- Check your build configuration file (such as webpack.config.js for webpack or tsconfig.json for TypeScript).
- Make sure it’s correctly set up to handle the module system you’re using (CommonJS or ES6).
- If you’re using Babel, ensure that your Babel configuration (babel.config.js or .babelrc file) includes the necessary plugins to transpile ES6 import and
What is the ‘syntaxerror: unexpected token ‘export’ error?
Why am I getting the ‘syntaxerror: unexpected token ‘export’ error in my code?
This error usually occurs because of a syntax error in your code, specifically when using the ‘export’ keyword. This can happen if you’re trying to use the ES6 module syntax in a script that’s not being treated as a module.
How can I fix the ‘syntaxerror: unexpected token ‘export’ error?
There are several ways to fix this error. One common method is to ensure you’re using a version of Node.js that supports ES6 modules. Alternatively, you could change your script tag to include type=”module”, or use a transpiler like Babel to convert your ES6 code to ES5.
Why is my browser showing the ‘syntaxerror: unexpected token ‘export’ error?
If your browser is showing this error, it likely means it’s encountering a script using ES6 module syntax that it doesn’t understand. This can happen if the script tag is missing the type=”module” attribute, or if the browser doesn’t support ES6 modules.

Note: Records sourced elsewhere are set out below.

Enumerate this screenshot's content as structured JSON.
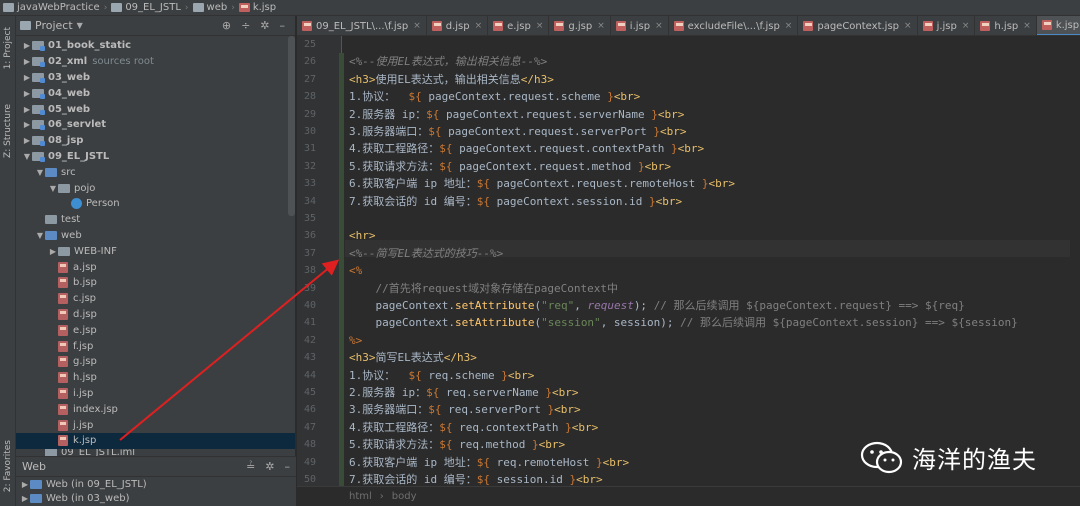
{
  "breadcrumb": [
    {
      "label": "javaWebPractice",
      "icon": "folder-icon"
    },
    {
      "label": "09_EL_JSTL",
      "icon": "folder-icon"
    },
    {
      "label": "web",
      "icon": "folder-icon"
    },
    {
      "label": "k.jsp",
      "icon": "jsp-file-icon"
    }
  ],
  "left_strip": {
    "project_tab": "1: Project",
    "structure_tab": "Z: Structure",
    "favorites_tab": "2: Favorites"
  },
  "project_panel": {
    "title": "Project",
    "tree": [
      {
        "label": "01_book_static",
        "depth": 0,
        "expanded": false,
        "bold": true,
        "icon": "module-folder-icon"
      },
      {
        "label": "02_xml",
        "extra": "sources root",
        "depth": 0,
        "expanded": false,
        "bold": true,
        "icon": "module-folder-icon"
      },
      {
        "label": "03_web",
        "depth": 0,
        "expanded": false,
        "bold": true,
        "icon": "module-folder-icon"
      },
      {
        "label": "04_web",
        "depth": 0,
        "expanded": false,
        "bold": true,
        "icon": "module-folder-icon"
      },
      {
        "label": "05_web",
        "depth": 0,
        "expanded": false,
        "bold": true,
        "icon": "module-folder-icon"
      },
      {
        "label": "06_servlet",
        "depth": 0,
        "expanded": false,
        "bold": true,
        "icon": "module-folder-icon"
      },
      {
        "label": "08_jsp",
        "depth": 0,
        "expanded": false,
        "bold": true,
        "icon": "module-folder-icon"
      },
      {
        "label": "09_EL_JSTL",
        "depth": 0,
        "expanded": true,
        "bold": true,
        "icon": "module-folder-icon"
      },
      {
        "label": "src",
        "depth": 1,
        "expanded": true,
        "icon": "source-folder-icon"
      },
      {
        "label": "pojo",
        "depth": 2,
        "expanded": true,
        "icon": "package-icon"
      },
      {
        "label": "Person",
        "depth": 3,
        "icon": "class-icon"
      },
      {
        "label": "test",
        "depth": 1,
        "icon": "folder-icon"
      },
      {
        "label": "web",
        "depth": 1,
        "expanded": true,
        "icon": "web-folder-icon"
      },
      {
        "label": "WEB-INF",
        "depth": 2,
        "expanded": false,
        "icon": "folder-icon"
      },
      {
        "label": "a.jsp",
        "depth": 2,
        "icon": "jsp-file-icon"
      },
      {
        "label": "b.jsp",
        "depth": 2,
        "icon": "jsp-file-icon"
      },
      {
        "label": "c.jsp",
        "depth": 2,
        "icon": "jsp-file-icon"
      },
      {
        "label": "d.jsp",
        "depth": 2,
        "icon": "jsp-file-icon"
      },
      {
        "label": "e.jsp",
        "depth": 2,
        "icon": "jsp-file-icon"
      },
      {
        "label": "f.jsp",
        "depth": 2,
        "icon": "jsp-file-icon"
      },
      {
        "label": "g.jsp",
        "depth": 2,
        "icon": "jsp-file-icon"
      },
      {
        "label": "h.jsp",
        "depth": 2,
        "icon": "jsp-file-icon"
      },
      {
        "label": "i.jsp",
        "depth": 2,
        "icon": "jsp-file-icon"
      },
      {
        "label": "index.jsp",
        "depth": 2,
        "icon": "jsp-file-icon"
      },
      {
        "label": "j.jsp",
        "depth": 2,
        "icon": "jsp-file-icon"
      },
      {
        "label": "k.jsp",
        "depth": 2,
        "icon": "jsp-file-icon",
        "selected": true
      },
      {
        "label": "09_EL_JSTL.iml",
        "depth": 1,
        "icon": "iml-file-icon"
      }
    ]
  },
  "web_panel": {
    "title": "Web",
    "items": [
      "Web (in 09_EL_JSTL)",
      "Web (in 03_web)"
    ]
  },
  "editor": {
    "tabs": [
      {
        "label": "09_EL_JSTL\\...\\f.jsp"
      },
      {
        "label": "d.jsp"
      },
      {
        "label": "e.jsp"
      },
      {
        "label": "g.jsp"
      },
      {
        "label": "i.jsp"
      },
      {
        "label": "excludeFile\\...\\f.jsp"
      },
      {
        "label": "pageContext.jsp"
      },
      {
        "label": "j.jsp"
      },
      {
        "label": "h.jsp"
      },
      {
        "label": "k.jsp",
        "active": true
      }
    ],
    "line_numbers": [
      "25",
      "26",
      "27",
      "28",
      "29",
      "30",
      "31",
      "32",
      "33",
      "34",
      "35",
      "36",
      "37",
      "38",
      "39",
      "40",
      "41",
      "42",
      "43",
      "44",
      "45",
      "46",
      "47",
      "48",
      "49",
      "50"
    ],
    "status_path": [
      "html",
      "body"
    ]
  },
  "watermark": {
    "text": "海洋的渔夫"
  }
}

Can I ignore the ‘syntaxerror: unexpected token ‘export’ error?
What is ES6 module syntax?
Can the ‘syntaxerror: unexpected token ‘export’ error occur in Node.js?
Yes, this error can occur in Node.js, especially in older versions that don’t support ES6 module syntax. In Node.js, you can use the CommonJS module system, which uses ‘require’ and ‘module.exports’ instead of ‘import’ and ‘export’.